Work to complete ▸
Find all lines below containing the string "JSON" and return them.

(Records supplied begins)

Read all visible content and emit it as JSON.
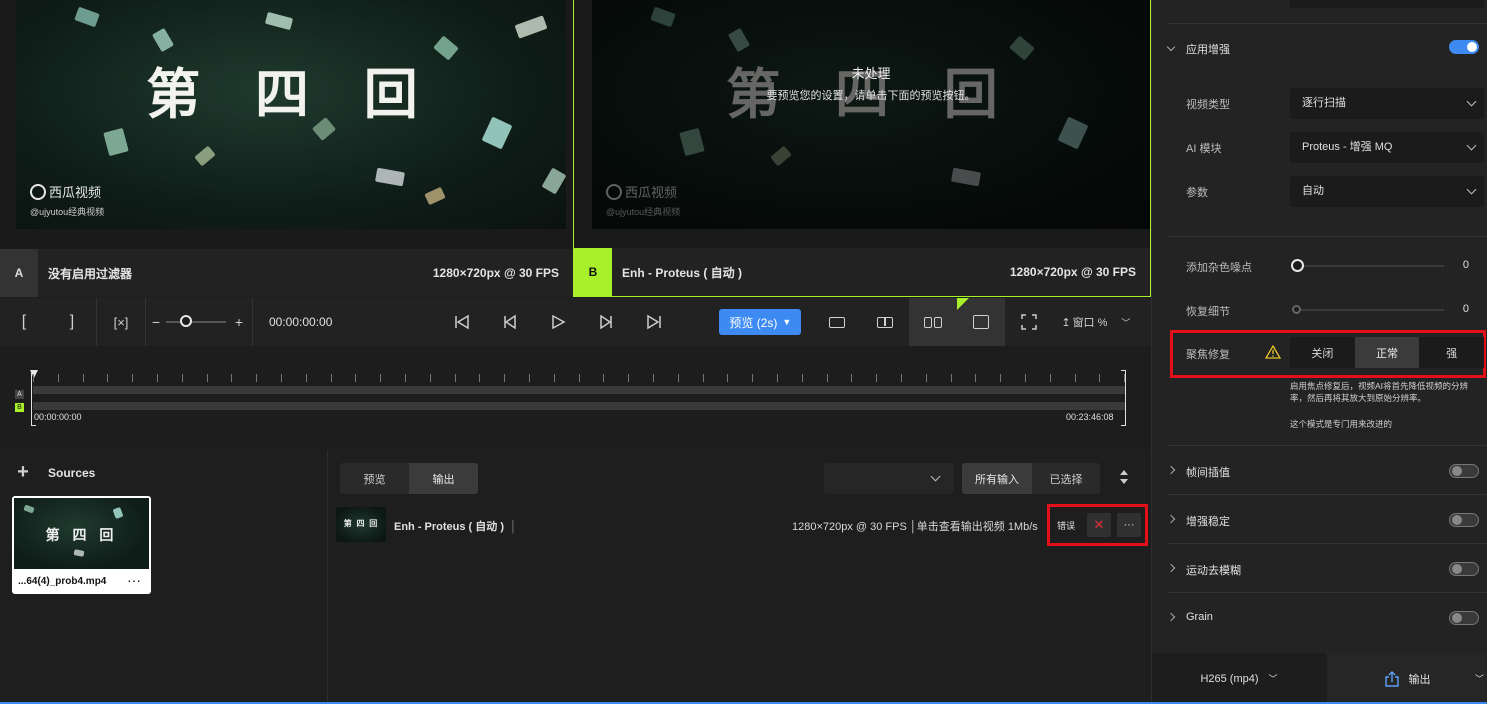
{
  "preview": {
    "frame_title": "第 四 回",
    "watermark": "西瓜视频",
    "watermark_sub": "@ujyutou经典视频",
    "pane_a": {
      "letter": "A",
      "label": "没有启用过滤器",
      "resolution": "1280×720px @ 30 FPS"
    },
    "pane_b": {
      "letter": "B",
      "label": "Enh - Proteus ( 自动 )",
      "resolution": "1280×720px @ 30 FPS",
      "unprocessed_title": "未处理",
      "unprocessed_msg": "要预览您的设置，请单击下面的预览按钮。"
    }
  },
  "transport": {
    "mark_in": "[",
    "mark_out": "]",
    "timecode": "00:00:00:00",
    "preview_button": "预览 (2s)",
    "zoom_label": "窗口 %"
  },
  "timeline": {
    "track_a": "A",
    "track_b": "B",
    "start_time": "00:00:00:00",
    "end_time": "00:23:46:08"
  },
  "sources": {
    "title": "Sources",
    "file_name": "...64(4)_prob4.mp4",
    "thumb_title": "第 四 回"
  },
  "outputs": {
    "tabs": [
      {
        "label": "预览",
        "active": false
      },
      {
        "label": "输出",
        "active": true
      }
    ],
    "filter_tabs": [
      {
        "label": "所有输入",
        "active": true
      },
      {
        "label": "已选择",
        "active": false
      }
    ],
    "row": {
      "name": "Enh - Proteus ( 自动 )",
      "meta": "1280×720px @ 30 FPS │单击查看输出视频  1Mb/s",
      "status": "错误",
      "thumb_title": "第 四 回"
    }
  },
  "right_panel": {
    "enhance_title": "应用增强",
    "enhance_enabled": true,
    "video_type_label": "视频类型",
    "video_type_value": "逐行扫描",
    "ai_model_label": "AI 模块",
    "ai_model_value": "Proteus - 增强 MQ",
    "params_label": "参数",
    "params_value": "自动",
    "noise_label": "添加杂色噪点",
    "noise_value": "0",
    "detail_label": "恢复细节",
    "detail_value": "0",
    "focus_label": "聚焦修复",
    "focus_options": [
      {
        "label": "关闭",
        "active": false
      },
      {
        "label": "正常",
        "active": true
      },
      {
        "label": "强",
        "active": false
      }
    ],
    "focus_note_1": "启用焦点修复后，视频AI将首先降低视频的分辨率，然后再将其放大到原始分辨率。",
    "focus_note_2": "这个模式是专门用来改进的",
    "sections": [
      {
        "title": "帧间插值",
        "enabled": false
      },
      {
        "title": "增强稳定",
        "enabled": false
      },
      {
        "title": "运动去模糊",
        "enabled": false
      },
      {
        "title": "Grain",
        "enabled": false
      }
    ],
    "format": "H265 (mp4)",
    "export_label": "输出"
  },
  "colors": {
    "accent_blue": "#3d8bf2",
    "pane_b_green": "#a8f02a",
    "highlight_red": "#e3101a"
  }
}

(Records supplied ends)
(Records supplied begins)

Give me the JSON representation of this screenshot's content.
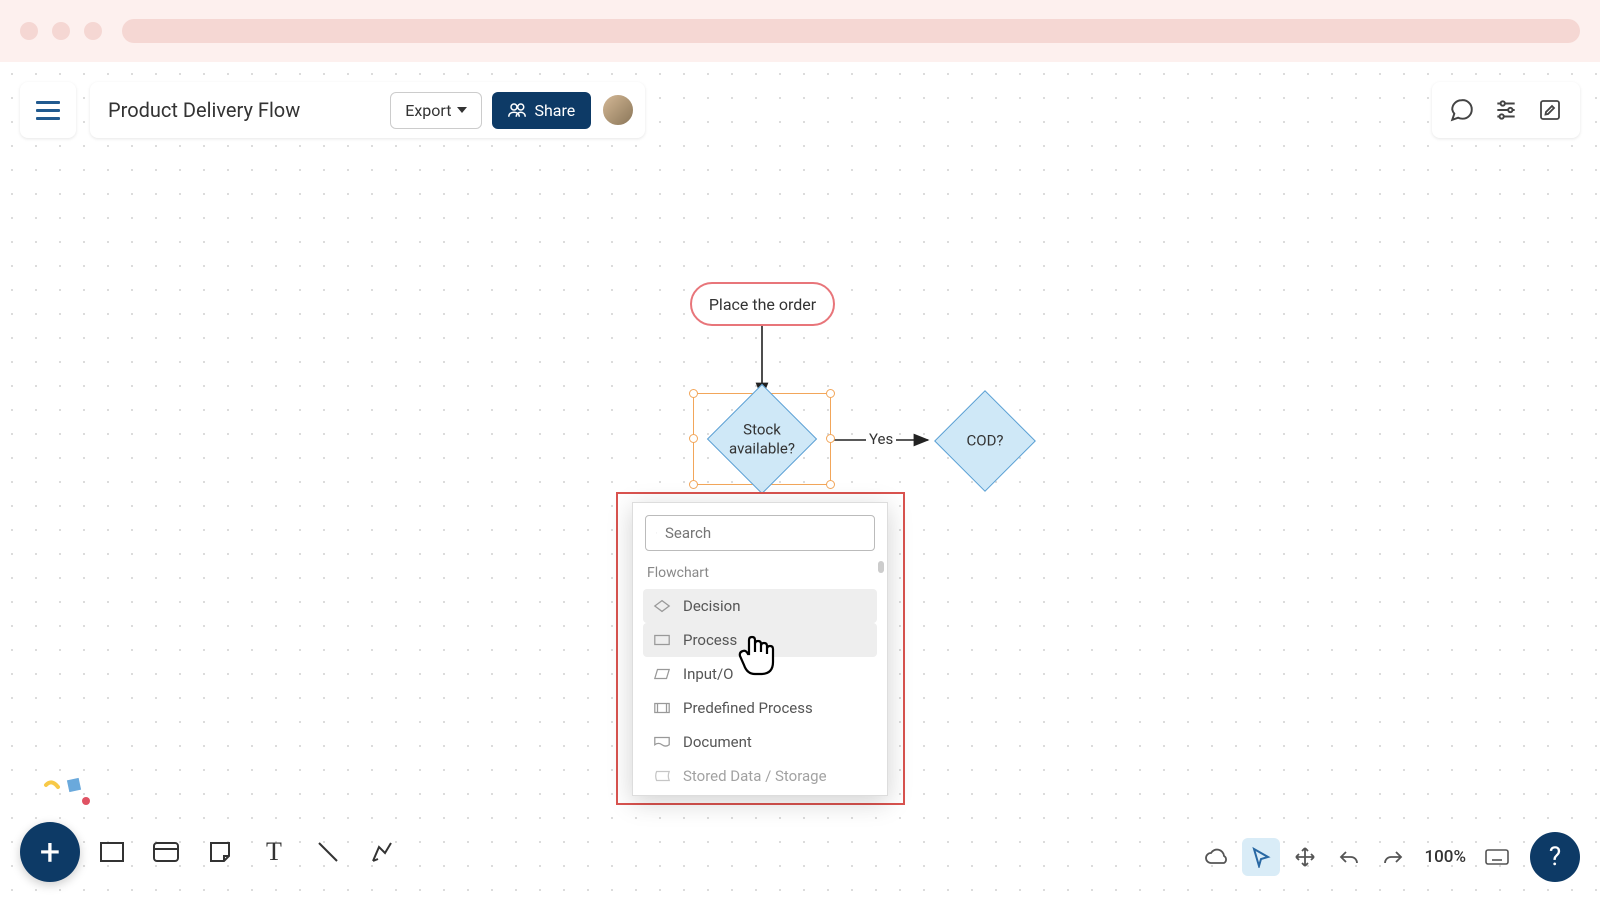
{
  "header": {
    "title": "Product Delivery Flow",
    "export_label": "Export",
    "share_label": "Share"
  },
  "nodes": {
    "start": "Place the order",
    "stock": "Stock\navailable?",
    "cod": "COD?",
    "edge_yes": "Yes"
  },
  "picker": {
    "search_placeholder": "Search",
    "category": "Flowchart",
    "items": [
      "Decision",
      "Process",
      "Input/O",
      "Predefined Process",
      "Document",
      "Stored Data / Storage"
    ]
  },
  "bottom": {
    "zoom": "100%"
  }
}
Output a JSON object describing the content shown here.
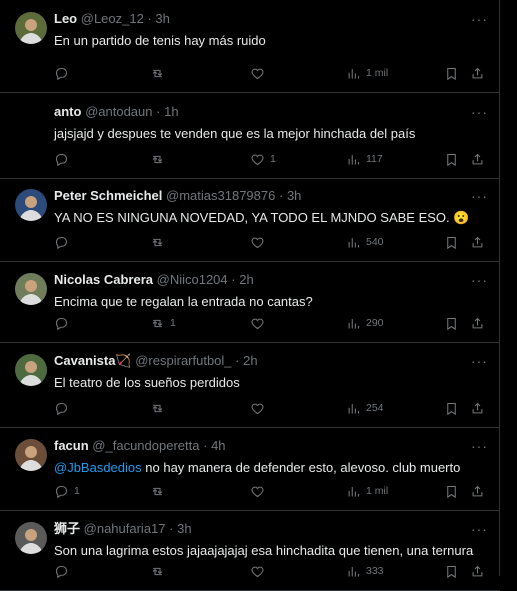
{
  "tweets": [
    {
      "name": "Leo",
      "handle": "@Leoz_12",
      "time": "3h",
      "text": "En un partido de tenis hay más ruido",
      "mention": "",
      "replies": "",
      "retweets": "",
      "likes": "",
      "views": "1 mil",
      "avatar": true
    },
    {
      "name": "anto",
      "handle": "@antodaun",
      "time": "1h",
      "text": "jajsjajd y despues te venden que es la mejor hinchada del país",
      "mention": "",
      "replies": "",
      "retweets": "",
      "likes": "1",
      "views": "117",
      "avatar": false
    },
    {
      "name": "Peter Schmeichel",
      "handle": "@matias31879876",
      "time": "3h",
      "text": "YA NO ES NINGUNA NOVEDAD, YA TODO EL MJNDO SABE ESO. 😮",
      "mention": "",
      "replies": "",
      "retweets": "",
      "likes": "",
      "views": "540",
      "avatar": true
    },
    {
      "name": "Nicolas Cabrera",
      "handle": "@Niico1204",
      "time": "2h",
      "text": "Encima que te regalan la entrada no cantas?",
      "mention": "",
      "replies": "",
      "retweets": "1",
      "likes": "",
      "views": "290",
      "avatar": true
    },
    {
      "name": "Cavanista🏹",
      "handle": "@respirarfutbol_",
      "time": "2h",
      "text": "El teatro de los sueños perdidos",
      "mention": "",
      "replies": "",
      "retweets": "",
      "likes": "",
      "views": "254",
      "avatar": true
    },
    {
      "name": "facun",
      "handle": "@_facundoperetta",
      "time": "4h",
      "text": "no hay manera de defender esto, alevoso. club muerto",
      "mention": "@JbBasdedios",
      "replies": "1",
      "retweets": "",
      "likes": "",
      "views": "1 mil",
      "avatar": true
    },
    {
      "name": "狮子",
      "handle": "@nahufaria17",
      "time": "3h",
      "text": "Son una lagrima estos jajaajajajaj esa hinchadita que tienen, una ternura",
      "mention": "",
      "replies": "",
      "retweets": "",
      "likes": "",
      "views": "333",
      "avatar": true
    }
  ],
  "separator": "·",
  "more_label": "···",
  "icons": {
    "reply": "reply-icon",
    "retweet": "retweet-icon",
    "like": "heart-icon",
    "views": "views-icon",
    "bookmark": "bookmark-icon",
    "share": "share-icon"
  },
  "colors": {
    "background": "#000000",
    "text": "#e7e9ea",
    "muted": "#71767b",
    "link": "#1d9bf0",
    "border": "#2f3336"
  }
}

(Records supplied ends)

Exercise response ▸
Read all visible content and emit it as JSON.
Give me the JSON representation of this screenshot's content.
Output a JSON object describing the content shown here.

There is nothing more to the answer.